## Problem
Copy each entry precisely as written, and do not carry over the pictures.

## Data to examine
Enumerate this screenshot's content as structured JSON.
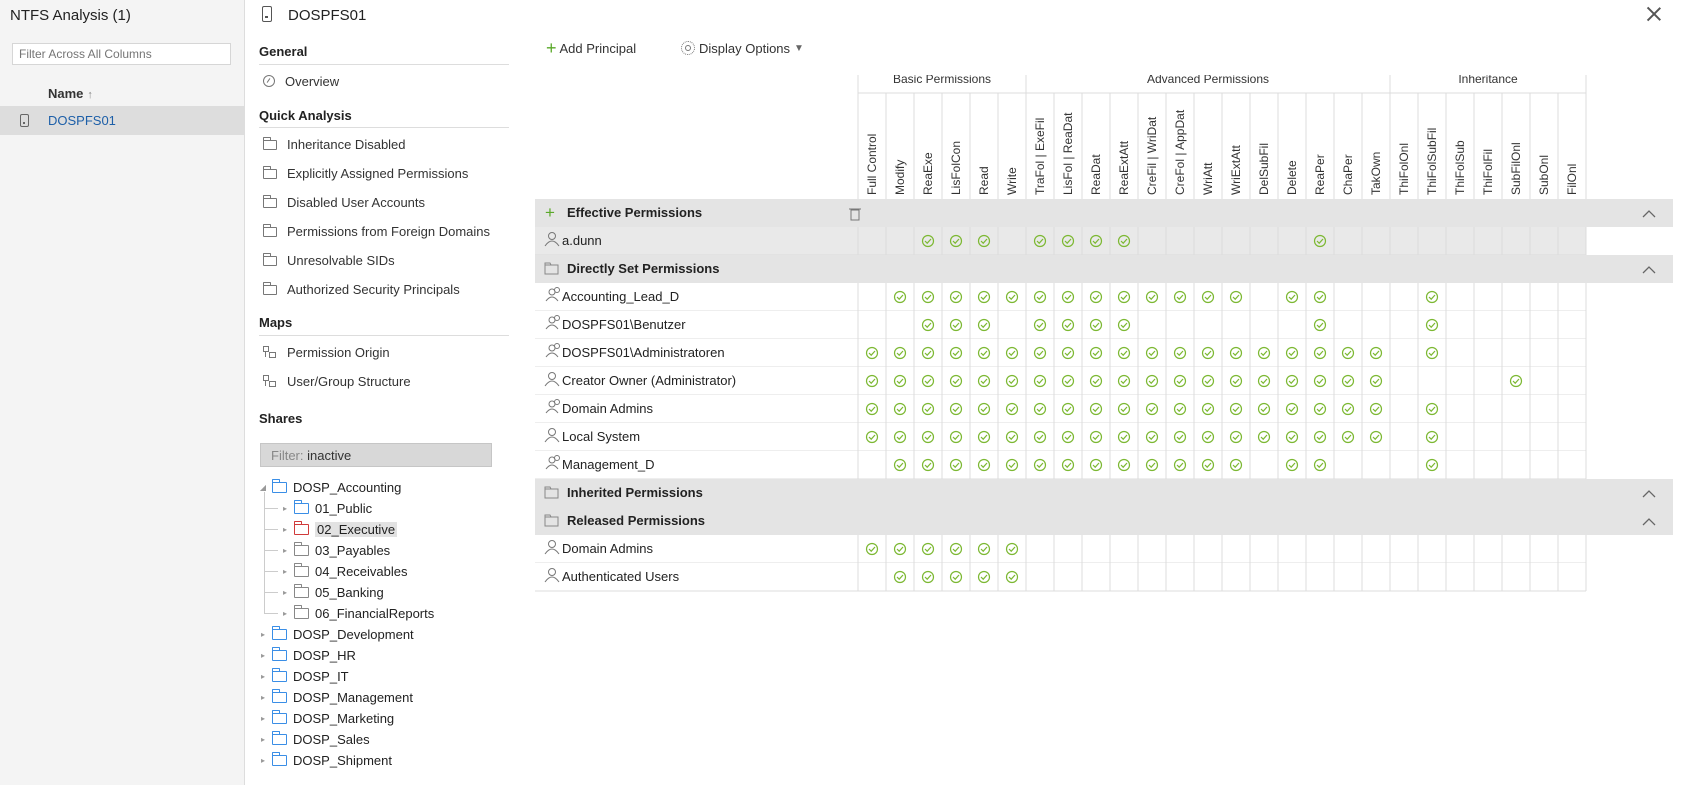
{
  "window_title": "NTFS Analysis (1)",
  "left_panel": {
    "filter_placeholder": "Filter Across All Columns",
    "column_header": "Name",
    "sort_arrow": "↑",
    "selected_item": "DOSPFS01"
  },
  "middle_panel": {
    "header_title": "DOSPFS01",
    "general": {
      "title": "General",
      "items": [
        "Overview"
      ]
    },
    "quick_analysis": {
      "title": "Quick Analysis",
      "items": [
        "Inheritance Disabled",
        "Explicitly Assigned Permissions",
        "Disabled User Accounts",
        "Permissions from Foreign Domains",
        "Unresolvable SIDs",
        "Authorized Security Principals"
      ]
    },
    "maps": {
      "title": "Maps",
      "items": [
        "Permission Origin",
        "User/Group Structure"
      ]
    },
    "shares": {
      "title": "Shares",
      "filter_key": "Filter:",
      "filter_value": "inactive",
      "tree": [
        {
          "label": "DOSP_Accounting",
          "level": 0,
          "expanded": true,
          "color": "blue"
        },
        {
          "label": "01_Public",
          "level": 1,
          "color": "blue"
        },
        {
          "label": "02_Executive",
          "level": 1,
          "color": "red",
          "selected": true
        },
        {
          "label": "03_Payables",
          "level": 1,
          "color": "grey"
        },
        {
          "label": "04_Receivables",
          "level": 1,
          "color": "grey"
        },
        {
          "label": "05_Banking",
          "level": 1,
          "color": "grey"
        },
        {
          "label": "06_FinancialReports",
          "level": 1,
          "color": "grey"
        },
        {
          "label": "DOSP_Development",
          "level": 0,
          "color": "blue"
        },
        {
          "label": "DOSP_HR",
          "level": 0,
          "color": "blue"
        },
        {
          "label": "DOSP_IT",
          "level": 0,
          "color": "blue"
        },
        {
          "label": "DOSP_Management",
          "level": 0,
          "color": "blue"
        },
        {
          "label": "DOSP_Marketing",
          "level": 0,
          "color": "blue"
        },
        {
          "label": "DOSP_Sales",
          "level": 0,
          "color": "blue"
        },
        {
          "label": "DOSP_Shipment",
          "level": 0,
          "color": "blue"
        }
      ]
    }
  },
  "toolbar": {
    "add_principal": "Add Principal",
    "display_options": "Display Options"
  },
  "matrix": {
    "groups": [
      {
        "label": "Basic Permissions",
        "span": 6
      },
      {
        "label": "Advanced Permissions",
        "span": 13
      },
      {
        "label": "Inheritance",
        "span": 7
      }
    ],
    "columns": [
      "Full Control",
      "Modify",
      "ReaExe",
      "LisFolCon",
      "Read",
      "Write",
      "TraFol | ExeFil",
      "LisFol | ReaDat",
      "ReaDat",
      "ReaExtAtt",
      "CreFil | WriDat",
      "CreFol | AppDat",
      "WriAtt",
      "WriExtAtt",
      "DelSubFil",
      "Delete",
      "ReaPer",
      "ChaPer",
      "TakOwn",
      "ThiFolOnl",
      "ThiFolSubFil",
      "ThiFolSub",
      "ThiFolFil",
      "SubFilOnl",
      "SubOnl",
      "FilOnl"
    ],
    "sections": [
      {
        "title": "Effective Permissions",
        "icon": "plus",
        "rows": [
          {
            "name": "a.dunn",
            "kind": "user",
            "checks": [
              2,
              3,
              4,
              6,
              7,
              8,
              9,
              16
            ]
          }
        ]
      },
      {
        "title": "Directly Set Permissions",
        "icon": "folder",
        "rows": [
          {
            "name": "Accounting_Lead_D",
            "kind": "group",
            "checks": [
              1,
              2,
              3,
              4,
              5,
              6,
              7,
              8,
              9,
              10,
              11,
              12,
              13,
              15,
              16,
              20
            ]
          },
          {
            "name": "DOSPFS01\\Benutzer",
            "kind": "group",
            "checks": [
              2,
              3,
              4,
              6,
              7,
              8,
              9,
              16,
              20
            ]
          },
          {
            "name": "DOSPFS01\\Administratoren",
            "kind": "group",
            "checks": [
              0,
              1,
              2,
              3,
              4,
              5,
              6,
              7,
              8,
              9,
              10,
              11,
              12,
              13,
              14,
              15,
              16,
              17,
              18,
              20
            ]
          },
          {
            "name": "Creator Owner (Administrator)",
            "kind": "user",
            "checks": [
              0,
              1,
              2,
              3,
              4,
              5,
              6,
              7,
              8,
              9,
              10,
              11,
              12,
              13,
              14,
              15,
              16,
              17,
              18,
              23
            ]
          },
          {
            "name": "Domain Admins",
            "kind": "group",
            "checks": [
              0,
              1,
              2,
              3,
              4,
              5,
              6,
              7,
              8,
              9,
              10,
              11,
              12,
              13,
              14,
              15,
              16,
              17,
              18,
              20
            ]
          },
          {
            "name": "Local System",
            "kind": "user",
            "checks": [
              0,
              1,
              2,
              3,
              4,
              5,
              6,
              7,
              8,
              9,
              10,
              11,
              12,
              13,
              14,
              15,
              16,
              17,
              18,
              20
            ]
          },
          {
            "name": "Management_D",
            "kind": "group",
            "checks": [
              1,
              2,
              3,
              4,
              5,
              6,
              7,
              8,
              9,
              10,
              11,
              12,
              13,
              15,
              16,
              20
            ]
          }
        ]
      },
      {
        "title": "Inherited Permissions",
        "icon": "folder",
        "rows": []
      },
      {
        "title": "Released Permissions",
        "icon": "folder",
        "rows": [
          {
            "name": "Domain Admins",
            "kind": "user",
            "checks": [
              0,
              1,
              2,
              3,
              4,
              5
            ]
          },
          {
            "name": "Authenticated Users",
            "kind": "user",
            "checks": [
              1,
              2,
              3,
              4,
              5
            ]
          }
        ]
      }
    ],
    "colors": {
      "check": "#7cb832",
      "section_bg": "#e4e4e4",
      "highlight_row": "#e9e9e9",
      "grid": "#dcdcdc"
    }
  }
}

## Completed task
Enumerate this screenshot's content as structured JSON.
{
  "window_title": "NTFS Analysis (1)",
  "left_panel": {
    "filter_placeholder": "Filter Across All Columns",
    "column_header": "Name",
    "sort_arrow": "↑",
    "selected_item": "DOSPFS01"
  },
  "middle_panel": {
    "header_title": "DOSPFS01",
    "general": {
      "title": "General",
      "items": [
        "Overview"
      ]
    },
    "quick_analysis": {
      "title": "Quick Analysis",
      "items": [
        "Inheritance Disabled",
        "Explicitly Assigned Permissions",
        "Disabled User Accounts",
        "Permissions from Foreign Domains",
        "Unresolvable SIDs",
        "Authorized Security Principals"
      ]
    },
    "maps": {
      "title": "Maps",
      "items": [
        "Permission Origin",
        "User/Group Structure"
      ]
    },
    "shares": {
      "title": "Shares",
      "filter_key": "Filter:",
      "filter_value": "inactive",
      "tree": [
        {
          "label": "DOSP_Accounting",
          "level": 0,
          "expanded": true,
          "color": "blue"
        },
        {
          "label": "01_Public",
          "level": 1,
          "color": "blue"
        },
        {
          "label": "02_Executive",
          "level": 1,
          "color": "red",
          "selected": true
        },
        {
          "label": "03_Payables",
          "level": 1,
          "color": "grey"
        },
        {
          "label": "04_Receivables",
          "level": 1,
          "color": "grey"
        },
        {
          "label": "05_Banking",
          "level": 1,
          "color": "grey"
        },
        {
          "label": "06_FinancialReports",
          "level": 1,
          "color": "grey"
        },
        {
          "label": "DOSP_Development",
          "level": 0,
          "color": "blue"
        },
        {
          "label": "DOSP_HR",
          "level": 0,
          "color": "blue"
        },
        {
          "label": "DOSP_IT",
          "level": 0,
          "color": "blue"
        },
        {
          "label": "DOSP_Management",
          "level": 0,
          "color": "blue"
        },
        {
          "label": "DOSP_Marketing",
          "level": 0,
          "color": "blue"
        },
        {
          "label": "DOSP_Sales",
          "level": 0,
          "color": "blue"
        },
        {
          "label": "DOSP_Shipment",
          "level": 0,
          "color": "blue"
        }
      ]
    }
  },
  "toolbar": {
    "add_principal": "Add Principal",
    "display_options": "Display Options"
  },
  "matrix": {
    "groups": [
      {
        "label": "Basic Permissions",
        "span": 6
      },
      {
        "label": "Advanced Permissions",
        "span": 13
      },
      {
        "label": "Inheritance",
        "span": 7
      }
    ],
    "columns": [
      "Full Control",
      "Modify",
      "ReaExe",
      "LisFolCon",
      "Read",
      "Write",
      "TraFol | ExeFil",
      "LisFol | ReaDat",
      "ReaDat",
      "ReaExtAtt",
      "CreFil | WriDat",
      "CreFol | AppDat",
      "WriAtt",
      "WriExtAtt",
      "DelSubFil",
      "Delete",
      "ReaPer",
      "ChaPer",
      "TakOwn",
      "ThiFolOnl",
      "ThiFolSubFil",
      "ThiFolSub",
      "ThiFolFil",
      "SubFilOnl",
      "SubOnl",
      "FilOnl"
    ],
    "sections": [
      {
        "title": "Effective Permissions",
        "icon": "plus",
        "rows": [
          {
            "name": "a.dunn",
            "kind": "user",
            "checks": [
              2,
              3,
              4,
              6,
              7,
              8,
              9,
              16
            ]
          }
        ]
      },
      {
        "title": "Directly Set Permissions",
        "icon": "folder",
        "rows": [
          {
            "name": "Accounting_Lead_D",
            "kind": "group",
            "checks": [
              1,
              2,
              3,
              4,
              5,
              6,
              7,
              8,
              9,
              10,
              11,
              12,
              13,
              15,
              16,
              20
            ]
          },
          {
            "name": "DOSPFS01\\Benutzer",
            "kind": "group",
            "checks": [
              2,
              3,
              4,
              6,
              7,
              8,
              9,
              16,
              20
            ]
          },
          {
            "name": "DOSPFS01\\Administratoren",
            "kind": "group",
            "checks": [
              0,
              1,
              2,
              3,
              4,
              5,
              6,
              7,
              8,
              9,
              10,
              11,
              12,
              13,
              14,
              15,
              16,
              17,
              18,
              20
            ]
          },
          {
            "name": "Creator Owner (Administrator)",
            "kind": "user",
            "checks": [
              0,
              1,
              2,
              3,
              4,
              5,
              6,
              7,
              8,
              9,
              10,
              11,
              12,
              13,
              14,
              15,
              16,
              17,
              18,
              23
            ]
          },
          {
            "name": "Domain Admins",
            "kind": "group",
            "checks": [
              0,
              1,
              2,
              3,
              4,
              5,
              6,
              7,
              8,
              9,
              10,
              11,
              12,
              13,
              14,
              15,
              16,
              17,
              18,
              20
            ]
          },
          {
            "name": "Local System",
            "kind": "user",
            "checks": [
              0,
              1,
              2,
              3,
              4,
              5,
              6,
              7,
              8,
              9,
              10,
              11,
              12,
              13,
              14,
              15,
              16,
              17,
              18,
              20
            ]
          },
          {
            "name": "Management_D",
            "kind": "group",
            "checks": [
              1,
              2,
              3,
              4,
              5,
              6,
              7,
              8,
              9,
              10,
              11,
              12,
              13,
              15,
              16,
              20
            ]
          }
        ]
      },
      {
        "title": "Inherited Permissions",
        "icon": "folder",
        "rows": []
      },
      {
        "title": "Released Permissions",
        "icon": "folder",
        "rows": [
          {
            "name": "Domain Admins",
            "kind": "user",
            "checks": [
              0,
              1,
              2,
              3,
              4,
              5
            ]
          },
          {
            "name": "Authenticated Users",
            "kind": "user",
            "checks": [
              1,
              2,
              3,
              4,
              5
            ]
          }
        ]
      }
    ],
    "colors": {
      "check": "#7cb832",
      "section_bg": "#e4e4e4",
      "highlight_row": "#e9e9e9",
      "grid": "#dcdcdc"
    }
  }
}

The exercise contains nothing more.